Exif*: 155mm; ISO 200; f/5.6; 4
Having heard that the light would be aimed at all these landmarks, and being right next to the Palace of Westminster, I did set up a wide angle shot that would hopefully show the searing beam making its big green mark on Parliament. Fat chance. So I had to abandon that one. Lesson: even if you think the shot’ll be great in theory, if it’s shit don’t feel you have to put it in the final set anyway. Nobody’s interested in the idea if the image is crap.
Exif: 70mm; ISO 250; f/2.8; 1
I needed something with some punch now: never mind showing the Shard in context – it was time for some telephoto action to see the mighty pyramid close-up. Now you can really see the green dot on Tower Bridge.
Exif: 200mm; ISO 400; f/5.6; 3.2
And finally, for this post, one of the images I took with my other camera: a Canon 40D. This has a rougher sensor than the 5DMkII, but there’s a hidden benefit to this. Because I ran this image through the excellent Nik Color Efex Pro 4 plug-in. There’s a slider in there called “Dark Detail Extractor” which does exactly that – ferrets into the cracks and disruptions in an image, emphasising highly localised contrast differences. I find that a slightly grainy image can really spring into life as the filter plays on and exaggerates the tiny tonal differences. It gives quite a different feel to the previous images: suddenly every small light in London has been switched on.
Exif: 70mm; ISO 640; f/3.2; 1.6

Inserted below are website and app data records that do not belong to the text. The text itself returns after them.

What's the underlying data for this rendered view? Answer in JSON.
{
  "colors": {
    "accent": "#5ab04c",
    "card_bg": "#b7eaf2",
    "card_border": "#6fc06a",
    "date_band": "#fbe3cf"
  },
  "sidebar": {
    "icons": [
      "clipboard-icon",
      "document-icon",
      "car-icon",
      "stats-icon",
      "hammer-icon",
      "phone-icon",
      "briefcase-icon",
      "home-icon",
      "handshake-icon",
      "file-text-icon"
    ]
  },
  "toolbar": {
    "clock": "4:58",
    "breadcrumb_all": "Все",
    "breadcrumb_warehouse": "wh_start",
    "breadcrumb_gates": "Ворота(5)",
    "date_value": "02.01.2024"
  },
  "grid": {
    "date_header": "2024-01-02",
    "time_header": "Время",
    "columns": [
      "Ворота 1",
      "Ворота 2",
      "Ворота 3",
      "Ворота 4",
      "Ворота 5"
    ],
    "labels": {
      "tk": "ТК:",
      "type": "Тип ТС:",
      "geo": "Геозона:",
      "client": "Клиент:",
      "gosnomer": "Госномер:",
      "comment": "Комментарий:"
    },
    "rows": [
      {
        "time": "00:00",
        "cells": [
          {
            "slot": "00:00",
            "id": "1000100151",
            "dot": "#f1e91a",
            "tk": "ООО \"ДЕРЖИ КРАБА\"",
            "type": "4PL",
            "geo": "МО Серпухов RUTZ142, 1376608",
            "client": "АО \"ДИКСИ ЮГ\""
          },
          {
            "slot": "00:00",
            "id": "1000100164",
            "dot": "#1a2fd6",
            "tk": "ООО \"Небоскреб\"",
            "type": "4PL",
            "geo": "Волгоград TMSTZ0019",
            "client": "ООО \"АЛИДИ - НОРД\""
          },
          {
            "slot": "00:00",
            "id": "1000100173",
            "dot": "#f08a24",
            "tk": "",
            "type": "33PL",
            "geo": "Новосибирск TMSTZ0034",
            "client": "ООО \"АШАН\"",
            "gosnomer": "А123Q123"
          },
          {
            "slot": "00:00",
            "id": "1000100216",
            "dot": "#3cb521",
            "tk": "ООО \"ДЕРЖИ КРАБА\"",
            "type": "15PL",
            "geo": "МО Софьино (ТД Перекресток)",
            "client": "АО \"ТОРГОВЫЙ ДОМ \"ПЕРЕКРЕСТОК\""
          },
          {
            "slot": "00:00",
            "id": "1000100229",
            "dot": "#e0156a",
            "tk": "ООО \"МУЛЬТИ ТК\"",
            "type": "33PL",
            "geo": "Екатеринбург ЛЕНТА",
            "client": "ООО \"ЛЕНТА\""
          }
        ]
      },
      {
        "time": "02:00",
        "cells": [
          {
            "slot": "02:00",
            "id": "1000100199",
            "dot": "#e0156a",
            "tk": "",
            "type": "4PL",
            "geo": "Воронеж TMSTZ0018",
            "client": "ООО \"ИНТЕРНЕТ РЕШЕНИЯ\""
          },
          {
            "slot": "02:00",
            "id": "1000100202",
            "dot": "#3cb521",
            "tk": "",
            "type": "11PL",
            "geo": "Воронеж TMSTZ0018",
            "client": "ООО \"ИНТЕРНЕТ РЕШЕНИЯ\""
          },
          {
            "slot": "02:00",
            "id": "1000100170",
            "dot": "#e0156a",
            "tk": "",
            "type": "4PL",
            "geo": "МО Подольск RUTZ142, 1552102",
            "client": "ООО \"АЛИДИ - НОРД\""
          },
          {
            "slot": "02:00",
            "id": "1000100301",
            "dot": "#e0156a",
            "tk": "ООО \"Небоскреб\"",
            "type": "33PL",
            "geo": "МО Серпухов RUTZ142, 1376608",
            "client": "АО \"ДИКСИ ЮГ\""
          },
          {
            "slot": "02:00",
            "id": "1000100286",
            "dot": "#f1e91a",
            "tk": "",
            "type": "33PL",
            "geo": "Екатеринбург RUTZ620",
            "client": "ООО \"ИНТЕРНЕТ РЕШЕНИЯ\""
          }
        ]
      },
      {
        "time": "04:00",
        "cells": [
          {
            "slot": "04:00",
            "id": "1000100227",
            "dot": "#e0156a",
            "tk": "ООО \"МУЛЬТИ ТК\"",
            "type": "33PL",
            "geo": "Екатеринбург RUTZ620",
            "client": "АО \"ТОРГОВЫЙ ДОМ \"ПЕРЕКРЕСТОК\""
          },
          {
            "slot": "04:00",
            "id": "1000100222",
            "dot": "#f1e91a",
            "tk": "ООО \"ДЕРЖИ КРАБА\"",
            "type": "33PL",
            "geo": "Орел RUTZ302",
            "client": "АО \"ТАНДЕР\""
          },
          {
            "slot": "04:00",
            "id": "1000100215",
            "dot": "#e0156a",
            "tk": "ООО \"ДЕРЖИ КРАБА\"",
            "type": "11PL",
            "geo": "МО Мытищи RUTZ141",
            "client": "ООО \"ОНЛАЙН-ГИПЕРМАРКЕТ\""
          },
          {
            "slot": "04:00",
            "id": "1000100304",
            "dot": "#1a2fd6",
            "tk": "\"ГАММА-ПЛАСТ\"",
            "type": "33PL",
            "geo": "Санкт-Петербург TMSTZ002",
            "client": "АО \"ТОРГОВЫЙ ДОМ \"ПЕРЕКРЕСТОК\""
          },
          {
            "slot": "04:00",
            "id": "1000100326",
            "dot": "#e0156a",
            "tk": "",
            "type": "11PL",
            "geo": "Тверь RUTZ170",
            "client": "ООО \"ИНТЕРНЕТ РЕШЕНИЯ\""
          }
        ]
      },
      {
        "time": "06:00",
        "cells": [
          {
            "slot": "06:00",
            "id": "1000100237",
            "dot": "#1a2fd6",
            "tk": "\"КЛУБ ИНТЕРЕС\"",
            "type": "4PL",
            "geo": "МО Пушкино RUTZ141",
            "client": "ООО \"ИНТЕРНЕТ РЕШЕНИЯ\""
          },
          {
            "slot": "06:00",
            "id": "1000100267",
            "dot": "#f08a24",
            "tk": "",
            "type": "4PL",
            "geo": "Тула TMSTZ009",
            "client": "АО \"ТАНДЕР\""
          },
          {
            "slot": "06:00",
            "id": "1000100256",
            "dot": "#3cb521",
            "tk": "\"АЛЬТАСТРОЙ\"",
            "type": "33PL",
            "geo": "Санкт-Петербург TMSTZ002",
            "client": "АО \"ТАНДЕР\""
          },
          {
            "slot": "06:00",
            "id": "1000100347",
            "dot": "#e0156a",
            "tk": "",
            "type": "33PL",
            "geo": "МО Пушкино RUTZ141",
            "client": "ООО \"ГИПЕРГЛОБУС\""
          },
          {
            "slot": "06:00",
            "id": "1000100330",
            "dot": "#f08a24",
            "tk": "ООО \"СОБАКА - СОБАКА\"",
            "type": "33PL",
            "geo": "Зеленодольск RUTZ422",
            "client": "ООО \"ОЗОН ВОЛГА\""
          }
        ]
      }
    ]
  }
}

*What the Exif notes mean: this is detailed data about how the photo was taken – first, the focal length of the lens, then ISO (the sensitivity of the sensor: low number for bright conditions, high for dark or indoors), then f number (the size of the hole that lets the light into the camera: low = big, high = small), finally the exposure time (how long the shutter is open) in seconds.